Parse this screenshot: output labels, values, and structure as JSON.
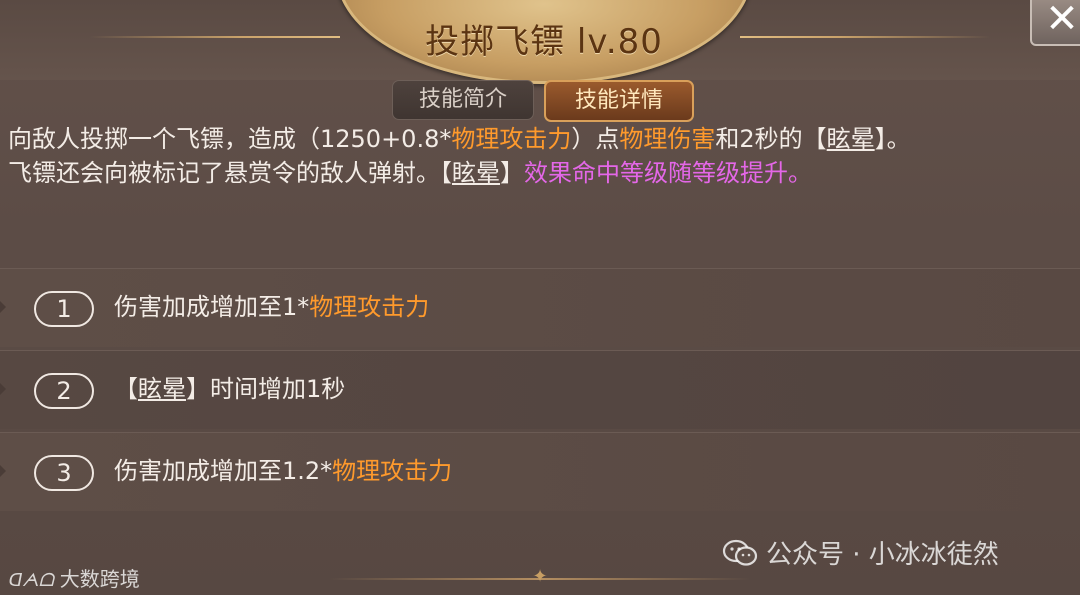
{
  "header": {
    "title": "投掷飞镖 lv.80",
    "close_icon": "close-icon"
  },
  "tabs": [
    {
      "label": "技能简介",
      "active": false
    },
    {
      "label": "技能详情",
      "active": true
    }
  ],
  "description": {
    "line1": {
      "t1": "向敌人投掷一个飞镖，造成（1250+0.8*",
      "t2": "物理攻击力",
      "t3": "）点",
      "t4": "物理伤害",
      "t5": "和2秒的【",
      "t6": "眩晕",
      "t7": "】。"
    },
    "line2": {
      "t1": "飞镖还会向被标记了悬赏令的敌人弹射。【",
      "t2": "眩晕",
      "t3": "】",
      "t4": "效果命中等级随等级提升。"
    }
  },
  "upgrades": [
    {
      "num": "1",
      "pre": "伤害加成增加至1*",
      "highlight": "物理攻击力",
      "tag_open": "",
      "tag": "",
      "tag_close": ""
    },
    {
      "num": "2",
      "pre": "",
      "highlight": "",
      "tag_open": "【",
      "tag": "眩晕",
      "tag_close": "】时间增加1秒"
    },
    {
      "num": "3",
      "pre": "伤害加成增加至1.2*",
      "highlight": "物理攻击力",
      "tag_open": "",
      "tag": "",
      "tag_close": ""
    }
  ],
  "watermarks": {
    "right": "公众号 · 小冰冰徒然",
    "left_logo": "ᗡᗅᗝ",
    "left": "大数跨境"
  },
  "colors": {
    "highlight_orange": "#ff9a2c",
    "highlight_purple": "#e467e8",
    "text": "#f3ece6"
  }
}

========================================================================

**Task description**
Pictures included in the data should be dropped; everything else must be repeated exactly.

**Exercise output**
Parse this screenshot: output labels, values, and structure as JSON.
{
  "header": {
    "title": "投掷飞镖 lv.80",
    "close_icon": "close-icon"
  },
  "tabs": [
    {
      "label": "技能简介",
      "active": false
    },
    {
      "label": "技能详情",
      "active": true
    }
  ],
  "description": {
    "line1": {
      "t1": "向敌人投掷一个飞镖，造成（1250+0.8*",
      "t2": "物理攻击力",
      "t3": "）点",
      "t4": "物理伤害",
      "t5": "和2秒的【",
      "t6": "眩晕",
      "t7": "】。"
    },
    "line2": {
      "t1": "飞镖还会向被标记了悬赏令的敌人弹射。【",
      "t2": "眩晕",
      "t3": "】",
      "t4": "效果命中等级随等级提升。"
    }
  },
  "upgrades": [
    {
      "num": "1",
      "pre": "伤害加成增加至1*",
      "highlight": "物理攻击力",
      "tag_open": "",
      "tag": "",
      "tag_close": ""
    },
    {
      "num": "2",
      "pre": "",
      "highlight": "",
      "tag_open": "【",
      "tag": "眩晕",
      "tag_close": "】时间增加1秒"
    },
    {
      "num": "3",
      "pre": "伤害加成增加至1.2*",
      "highlight": "物理攻击力",
      "tag_open": "",
      "tag": "",
      "tag_close": ""
    }
  ],
  "watermarks": {
    "right": "公众号 · 小冰冰徒然",
    "left_logo": "ᗡᗅᗝ",
    "left": "大数跨境"
  },
  "colors": {
    "highlight_orange": "#ff9a2c",
    "highlight_purple": "#e467e8",
    "text": "#f3ece6"
  }
}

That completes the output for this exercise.